Committees/Professional groups/Services

Conference presentations

2015. “The Futures of the Present: Reckoning the Familiar and the Strange through the Experiential Temporalities of Asthma.” American Anthropology Conference. Denver, CO, November 21.

2015. “From Gasping for Air to Chronic Disease Management: The Multiple Temporalities of Asthma and Associated Healing Techniques” Australian Anthropological Society. Melbourne, December 3.

2015. “Rethinking Medical Uncertainty.” Closing Discussant for the “Managing Medical Uncertainty” panel. Melbourne, Dec. 3.

2015. “Momentarily Asthmatic: When Self-Management Turns into Re-diagnosis.” European Association of Social Anthropologists (EASA) Global Health Conference. University of Sussex. Sussex, England. September 10.

2014. "Reflections on Responsibility." Closing Plenary Speaker. Competing Responsibilities Conference. Wellington, August 17.

2014. “New Directions in Scholarship on Responsibilities.” With C. Trundle. Workshop on “Rethinking Responsibilities.” Co-organized with Catherine Trundle and Sarah Pinto. Radcliffe Institute for Advanced Study, Harvard University. April 9.

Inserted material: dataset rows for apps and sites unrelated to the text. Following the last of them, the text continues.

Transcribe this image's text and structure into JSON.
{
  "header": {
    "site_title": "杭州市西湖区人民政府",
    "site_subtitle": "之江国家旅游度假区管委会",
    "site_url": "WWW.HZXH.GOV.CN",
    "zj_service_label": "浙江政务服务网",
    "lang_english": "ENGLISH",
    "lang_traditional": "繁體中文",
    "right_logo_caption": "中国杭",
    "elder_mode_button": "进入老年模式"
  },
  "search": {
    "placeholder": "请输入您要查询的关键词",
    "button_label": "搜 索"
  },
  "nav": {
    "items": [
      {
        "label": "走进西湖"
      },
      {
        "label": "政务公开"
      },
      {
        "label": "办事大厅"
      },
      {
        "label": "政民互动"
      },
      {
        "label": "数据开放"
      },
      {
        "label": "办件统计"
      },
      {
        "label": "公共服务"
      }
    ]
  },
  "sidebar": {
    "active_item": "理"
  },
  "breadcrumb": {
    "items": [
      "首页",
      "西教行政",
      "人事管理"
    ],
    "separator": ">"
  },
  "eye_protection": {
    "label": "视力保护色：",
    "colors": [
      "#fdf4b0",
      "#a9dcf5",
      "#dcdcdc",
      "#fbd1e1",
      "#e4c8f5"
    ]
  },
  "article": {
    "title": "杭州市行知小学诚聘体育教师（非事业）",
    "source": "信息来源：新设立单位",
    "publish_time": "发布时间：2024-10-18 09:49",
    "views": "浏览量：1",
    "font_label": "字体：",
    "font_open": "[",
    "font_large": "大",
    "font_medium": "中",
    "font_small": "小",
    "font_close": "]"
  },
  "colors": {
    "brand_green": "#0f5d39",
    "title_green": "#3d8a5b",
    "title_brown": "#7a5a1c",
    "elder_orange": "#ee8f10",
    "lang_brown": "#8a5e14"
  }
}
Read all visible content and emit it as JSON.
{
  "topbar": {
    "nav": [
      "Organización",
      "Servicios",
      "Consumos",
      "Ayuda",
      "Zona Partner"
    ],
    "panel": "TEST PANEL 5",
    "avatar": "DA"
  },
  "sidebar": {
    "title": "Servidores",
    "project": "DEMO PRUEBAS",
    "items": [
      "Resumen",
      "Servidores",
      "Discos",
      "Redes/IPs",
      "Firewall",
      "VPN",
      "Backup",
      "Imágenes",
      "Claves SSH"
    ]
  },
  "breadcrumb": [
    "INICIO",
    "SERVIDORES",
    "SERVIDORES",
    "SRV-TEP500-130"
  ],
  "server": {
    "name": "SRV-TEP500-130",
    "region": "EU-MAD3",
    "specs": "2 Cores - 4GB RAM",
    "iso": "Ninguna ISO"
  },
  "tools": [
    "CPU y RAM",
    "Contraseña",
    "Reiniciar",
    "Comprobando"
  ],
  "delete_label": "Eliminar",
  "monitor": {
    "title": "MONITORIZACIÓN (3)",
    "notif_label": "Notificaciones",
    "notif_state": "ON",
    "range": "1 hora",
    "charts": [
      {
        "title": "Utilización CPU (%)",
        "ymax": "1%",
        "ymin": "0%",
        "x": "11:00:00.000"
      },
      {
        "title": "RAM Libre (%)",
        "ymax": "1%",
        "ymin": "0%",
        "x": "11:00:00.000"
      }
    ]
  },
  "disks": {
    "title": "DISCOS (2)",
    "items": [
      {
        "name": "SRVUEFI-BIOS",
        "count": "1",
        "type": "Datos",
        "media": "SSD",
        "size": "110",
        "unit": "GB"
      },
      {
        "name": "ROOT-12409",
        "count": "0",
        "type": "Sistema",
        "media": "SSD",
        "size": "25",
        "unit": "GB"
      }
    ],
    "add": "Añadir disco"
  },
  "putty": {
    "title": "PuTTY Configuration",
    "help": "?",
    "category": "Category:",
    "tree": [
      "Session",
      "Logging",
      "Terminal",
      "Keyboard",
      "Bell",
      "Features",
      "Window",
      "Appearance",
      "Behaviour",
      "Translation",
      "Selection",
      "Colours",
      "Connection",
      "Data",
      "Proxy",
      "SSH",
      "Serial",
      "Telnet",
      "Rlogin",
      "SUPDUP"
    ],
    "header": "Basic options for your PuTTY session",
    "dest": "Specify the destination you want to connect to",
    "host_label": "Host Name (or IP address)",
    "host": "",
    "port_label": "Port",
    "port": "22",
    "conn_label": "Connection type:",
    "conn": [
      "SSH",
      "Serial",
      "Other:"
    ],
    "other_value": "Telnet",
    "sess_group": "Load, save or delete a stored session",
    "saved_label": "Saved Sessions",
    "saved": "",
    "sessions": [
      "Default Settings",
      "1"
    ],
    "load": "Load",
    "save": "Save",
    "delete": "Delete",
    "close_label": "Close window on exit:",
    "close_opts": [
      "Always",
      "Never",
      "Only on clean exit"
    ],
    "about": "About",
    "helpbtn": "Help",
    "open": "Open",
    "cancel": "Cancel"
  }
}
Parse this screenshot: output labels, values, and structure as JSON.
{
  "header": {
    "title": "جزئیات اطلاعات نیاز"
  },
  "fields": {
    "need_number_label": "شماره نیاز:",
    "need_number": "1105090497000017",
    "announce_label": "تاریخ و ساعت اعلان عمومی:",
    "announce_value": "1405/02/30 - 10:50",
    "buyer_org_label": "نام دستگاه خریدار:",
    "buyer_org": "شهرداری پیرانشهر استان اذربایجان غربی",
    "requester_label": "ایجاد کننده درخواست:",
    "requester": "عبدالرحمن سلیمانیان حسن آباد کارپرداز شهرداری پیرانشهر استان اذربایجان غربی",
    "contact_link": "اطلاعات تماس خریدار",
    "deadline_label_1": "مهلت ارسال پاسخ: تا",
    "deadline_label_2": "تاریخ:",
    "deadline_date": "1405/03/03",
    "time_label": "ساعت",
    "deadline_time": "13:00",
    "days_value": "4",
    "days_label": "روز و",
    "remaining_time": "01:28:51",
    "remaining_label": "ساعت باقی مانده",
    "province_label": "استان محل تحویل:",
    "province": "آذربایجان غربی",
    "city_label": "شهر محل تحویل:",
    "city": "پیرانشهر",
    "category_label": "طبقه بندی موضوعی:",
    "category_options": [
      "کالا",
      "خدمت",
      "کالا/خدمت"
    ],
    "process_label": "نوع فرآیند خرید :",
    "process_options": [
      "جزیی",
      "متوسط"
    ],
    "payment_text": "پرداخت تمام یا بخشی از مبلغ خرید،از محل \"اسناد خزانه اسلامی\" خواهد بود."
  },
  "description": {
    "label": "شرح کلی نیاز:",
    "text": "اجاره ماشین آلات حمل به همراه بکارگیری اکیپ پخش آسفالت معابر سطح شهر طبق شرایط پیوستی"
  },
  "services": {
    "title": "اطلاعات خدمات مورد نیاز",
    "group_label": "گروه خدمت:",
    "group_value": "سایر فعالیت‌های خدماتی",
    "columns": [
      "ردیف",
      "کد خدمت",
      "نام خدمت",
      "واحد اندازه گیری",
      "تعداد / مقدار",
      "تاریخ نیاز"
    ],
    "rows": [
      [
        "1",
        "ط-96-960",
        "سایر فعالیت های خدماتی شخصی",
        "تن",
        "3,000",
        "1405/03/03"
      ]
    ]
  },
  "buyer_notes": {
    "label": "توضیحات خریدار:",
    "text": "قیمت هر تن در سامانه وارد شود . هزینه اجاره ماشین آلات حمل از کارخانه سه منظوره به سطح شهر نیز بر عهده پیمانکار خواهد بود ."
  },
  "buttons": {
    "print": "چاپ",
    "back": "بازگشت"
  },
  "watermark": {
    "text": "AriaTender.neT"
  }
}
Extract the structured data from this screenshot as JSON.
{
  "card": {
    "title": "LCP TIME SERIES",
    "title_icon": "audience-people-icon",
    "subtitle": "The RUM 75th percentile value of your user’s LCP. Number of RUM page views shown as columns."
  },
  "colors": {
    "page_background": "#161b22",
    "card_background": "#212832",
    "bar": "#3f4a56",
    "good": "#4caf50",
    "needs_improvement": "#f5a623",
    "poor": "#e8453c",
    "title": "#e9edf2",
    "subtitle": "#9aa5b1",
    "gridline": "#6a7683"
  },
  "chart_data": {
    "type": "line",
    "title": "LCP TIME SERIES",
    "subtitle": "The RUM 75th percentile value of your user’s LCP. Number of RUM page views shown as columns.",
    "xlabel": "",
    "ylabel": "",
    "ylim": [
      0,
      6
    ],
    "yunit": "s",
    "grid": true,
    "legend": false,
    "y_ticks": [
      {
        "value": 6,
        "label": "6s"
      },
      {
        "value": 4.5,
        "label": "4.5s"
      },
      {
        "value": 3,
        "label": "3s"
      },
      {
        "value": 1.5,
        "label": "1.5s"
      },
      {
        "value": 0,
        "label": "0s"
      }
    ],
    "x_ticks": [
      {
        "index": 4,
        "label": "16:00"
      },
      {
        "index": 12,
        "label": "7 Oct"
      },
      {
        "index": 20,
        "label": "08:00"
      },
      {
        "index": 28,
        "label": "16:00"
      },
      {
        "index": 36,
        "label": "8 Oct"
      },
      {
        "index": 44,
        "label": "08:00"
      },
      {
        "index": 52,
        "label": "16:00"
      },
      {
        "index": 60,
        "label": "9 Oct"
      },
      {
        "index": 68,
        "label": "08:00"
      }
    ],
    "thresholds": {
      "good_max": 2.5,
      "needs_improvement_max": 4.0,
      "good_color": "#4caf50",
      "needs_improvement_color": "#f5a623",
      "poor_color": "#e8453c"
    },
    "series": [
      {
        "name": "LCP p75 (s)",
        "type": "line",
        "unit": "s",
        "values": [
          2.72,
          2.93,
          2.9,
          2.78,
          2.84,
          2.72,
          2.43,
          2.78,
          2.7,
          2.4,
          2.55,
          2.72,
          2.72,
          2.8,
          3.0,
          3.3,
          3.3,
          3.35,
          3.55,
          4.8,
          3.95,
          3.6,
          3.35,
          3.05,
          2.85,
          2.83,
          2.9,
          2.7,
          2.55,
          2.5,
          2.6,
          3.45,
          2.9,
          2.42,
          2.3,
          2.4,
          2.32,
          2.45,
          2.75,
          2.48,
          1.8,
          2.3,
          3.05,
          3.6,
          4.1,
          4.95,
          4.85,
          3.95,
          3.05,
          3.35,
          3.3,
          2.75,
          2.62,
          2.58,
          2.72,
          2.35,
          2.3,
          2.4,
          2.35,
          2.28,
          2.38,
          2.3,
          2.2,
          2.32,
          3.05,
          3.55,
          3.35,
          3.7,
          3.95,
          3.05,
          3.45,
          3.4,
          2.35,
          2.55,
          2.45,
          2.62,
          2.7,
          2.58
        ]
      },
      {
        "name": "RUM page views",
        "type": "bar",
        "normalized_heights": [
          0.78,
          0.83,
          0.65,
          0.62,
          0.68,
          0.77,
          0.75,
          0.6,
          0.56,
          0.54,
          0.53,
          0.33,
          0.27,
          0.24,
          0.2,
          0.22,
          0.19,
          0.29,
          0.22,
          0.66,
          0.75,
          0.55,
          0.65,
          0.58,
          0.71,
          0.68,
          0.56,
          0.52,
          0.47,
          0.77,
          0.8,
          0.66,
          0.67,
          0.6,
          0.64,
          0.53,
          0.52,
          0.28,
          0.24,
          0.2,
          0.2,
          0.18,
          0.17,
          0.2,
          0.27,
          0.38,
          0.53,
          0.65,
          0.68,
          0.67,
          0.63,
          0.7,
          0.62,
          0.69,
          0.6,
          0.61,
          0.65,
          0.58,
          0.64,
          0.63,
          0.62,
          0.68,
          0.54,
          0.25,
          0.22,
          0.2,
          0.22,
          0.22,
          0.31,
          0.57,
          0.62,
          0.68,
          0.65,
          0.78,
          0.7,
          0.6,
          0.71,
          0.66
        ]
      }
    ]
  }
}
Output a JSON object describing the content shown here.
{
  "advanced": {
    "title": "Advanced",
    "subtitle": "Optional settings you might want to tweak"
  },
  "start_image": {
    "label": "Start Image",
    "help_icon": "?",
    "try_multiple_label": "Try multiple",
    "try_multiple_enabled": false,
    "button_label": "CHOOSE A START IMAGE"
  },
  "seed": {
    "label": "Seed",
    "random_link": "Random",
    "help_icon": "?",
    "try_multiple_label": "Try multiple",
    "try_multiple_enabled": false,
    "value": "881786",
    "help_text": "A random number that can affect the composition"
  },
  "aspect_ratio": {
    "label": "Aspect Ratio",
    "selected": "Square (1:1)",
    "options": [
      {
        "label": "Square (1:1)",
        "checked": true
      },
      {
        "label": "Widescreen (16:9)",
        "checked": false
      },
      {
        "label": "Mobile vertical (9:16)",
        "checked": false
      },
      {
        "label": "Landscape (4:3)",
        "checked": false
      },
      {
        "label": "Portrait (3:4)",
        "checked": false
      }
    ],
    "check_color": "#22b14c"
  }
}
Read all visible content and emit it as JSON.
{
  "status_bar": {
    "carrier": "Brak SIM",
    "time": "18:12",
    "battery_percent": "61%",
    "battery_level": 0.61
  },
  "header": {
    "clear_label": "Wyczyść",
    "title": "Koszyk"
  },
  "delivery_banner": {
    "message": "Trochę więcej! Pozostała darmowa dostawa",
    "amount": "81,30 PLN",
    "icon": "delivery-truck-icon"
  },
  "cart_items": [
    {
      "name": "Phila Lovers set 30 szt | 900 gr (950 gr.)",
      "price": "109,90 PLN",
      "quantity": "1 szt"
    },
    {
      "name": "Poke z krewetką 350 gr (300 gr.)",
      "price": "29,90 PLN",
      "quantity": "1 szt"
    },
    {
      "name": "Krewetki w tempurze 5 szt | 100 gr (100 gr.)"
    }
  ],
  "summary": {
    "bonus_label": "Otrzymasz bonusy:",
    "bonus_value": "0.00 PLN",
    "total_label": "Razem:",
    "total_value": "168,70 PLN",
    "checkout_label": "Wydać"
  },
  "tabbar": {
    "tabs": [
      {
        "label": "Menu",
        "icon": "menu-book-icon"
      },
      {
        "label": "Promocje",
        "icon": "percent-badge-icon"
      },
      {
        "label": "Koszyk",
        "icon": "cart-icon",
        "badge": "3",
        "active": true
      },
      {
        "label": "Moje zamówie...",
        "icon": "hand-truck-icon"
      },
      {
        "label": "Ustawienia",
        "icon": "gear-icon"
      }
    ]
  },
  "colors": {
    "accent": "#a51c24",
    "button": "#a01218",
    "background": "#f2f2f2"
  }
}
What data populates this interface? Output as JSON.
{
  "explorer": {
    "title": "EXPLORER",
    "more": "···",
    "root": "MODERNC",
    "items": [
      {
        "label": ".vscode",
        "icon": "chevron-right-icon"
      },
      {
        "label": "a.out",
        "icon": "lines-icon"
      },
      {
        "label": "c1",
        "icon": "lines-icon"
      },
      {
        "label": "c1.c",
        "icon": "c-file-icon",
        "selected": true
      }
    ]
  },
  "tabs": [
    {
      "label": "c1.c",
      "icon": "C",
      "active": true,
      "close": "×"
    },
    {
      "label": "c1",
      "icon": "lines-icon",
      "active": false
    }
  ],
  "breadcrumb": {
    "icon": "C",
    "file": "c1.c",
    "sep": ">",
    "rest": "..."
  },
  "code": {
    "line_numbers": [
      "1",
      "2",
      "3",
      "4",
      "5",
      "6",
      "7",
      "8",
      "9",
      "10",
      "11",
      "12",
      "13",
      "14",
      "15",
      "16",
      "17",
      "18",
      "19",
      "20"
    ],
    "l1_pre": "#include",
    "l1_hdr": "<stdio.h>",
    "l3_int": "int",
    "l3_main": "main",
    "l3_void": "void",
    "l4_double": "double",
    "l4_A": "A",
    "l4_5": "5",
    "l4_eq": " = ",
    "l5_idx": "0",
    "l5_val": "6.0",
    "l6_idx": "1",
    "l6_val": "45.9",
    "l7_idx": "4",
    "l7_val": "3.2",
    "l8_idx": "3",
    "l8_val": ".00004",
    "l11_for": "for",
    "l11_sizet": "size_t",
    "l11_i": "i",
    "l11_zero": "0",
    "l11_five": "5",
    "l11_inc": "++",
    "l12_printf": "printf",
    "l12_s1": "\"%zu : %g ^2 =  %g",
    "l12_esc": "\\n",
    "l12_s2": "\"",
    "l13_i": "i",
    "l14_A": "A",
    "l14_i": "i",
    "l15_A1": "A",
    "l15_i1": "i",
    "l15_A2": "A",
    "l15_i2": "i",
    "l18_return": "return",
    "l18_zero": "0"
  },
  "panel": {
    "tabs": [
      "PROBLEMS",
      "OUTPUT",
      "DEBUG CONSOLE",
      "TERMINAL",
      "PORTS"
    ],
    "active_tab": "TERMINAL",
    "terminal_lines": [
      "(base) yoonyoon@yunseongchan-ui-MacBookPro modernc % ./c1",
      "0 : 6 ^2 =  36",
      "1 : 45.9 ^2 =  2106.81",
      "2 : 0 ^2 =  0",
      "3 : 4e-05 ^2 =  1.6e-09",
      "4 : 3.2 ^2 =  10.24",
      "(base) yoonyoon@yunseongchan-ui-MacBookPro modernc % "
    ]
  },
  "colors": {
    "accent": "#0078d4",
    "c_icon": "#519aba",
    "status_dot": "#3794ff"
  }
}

2014.  “Breathing Politics: Citizen-State Relations and Environmental Responsibility in the Czech Republic.” Workshop on “Rethinking Responsibilities.” Radcliffe Institute for Advanced Study, Harvard University. April 9.

2014. “Hidden Anxieties: Towards a Phenomenology of Breathlessness.” American Ethnological Society annual conference. Boston. April 10-12.

Selected publications and creative works (Research Outputs)

  • Trnka, S. (2017). One blue child: Asthma, responsibility and the politics of global health. Palo Alto, CA: Stanford University Press. Pages: 280.
  • Trnka, S. H., & Trundle, C. (Eds.) (2017). Competing Responsibilities: The Ethics and Politics of Contemporary Life. Durham, North Carolina: Duke University Press. Pages: 296. Related URL.
  • Trnka, S. H. (2016). Digital care: Agency and temporality in young people’s use of health apps. Engaging Science, Technology, and Society, 2, 248-265. 10.17351/ests2016.119
  • Trnka, S. (2015). Playing cowboys and Indians: The therapeutics of nostalgia. Canadian Slavonic Papers = Revue Canadienne des Slavistes, 57 (3-4), 284-298. 10.1080/00085006.2015.1090759
  • Trnka, S., & Trundle, C. (2014). Competing Responsibilities: Moving Beyond Neoliberal Responsibilisation. Anthropological Forum, 24 (2), 136-153. 10.1080/00664677.2013.879051
  • Trnka, S. (2014). Domestic experiments: Familial regimes of coping with childhood asthma in New Zealand. Medical Anthropology, 33 (6), 546-560. 10.1080/01459740.2014.883621
  • Haukanes, H., & Trnka, S. (2013). Memory, imagination, and belonging across generations: Perspectives from postsocialist Europe and beyond. Focaal (66), 3-13. 10.3167/fcl.2013.660101
  • Trnka, S. (2013). Forgotten pasts and fearful futures in Czechs' remembrances of communism. Focaal (66), 36-46. 10.3167/fcl.2013.660104

Contact details

Primary office location

Level 8, Room 825
New Zealand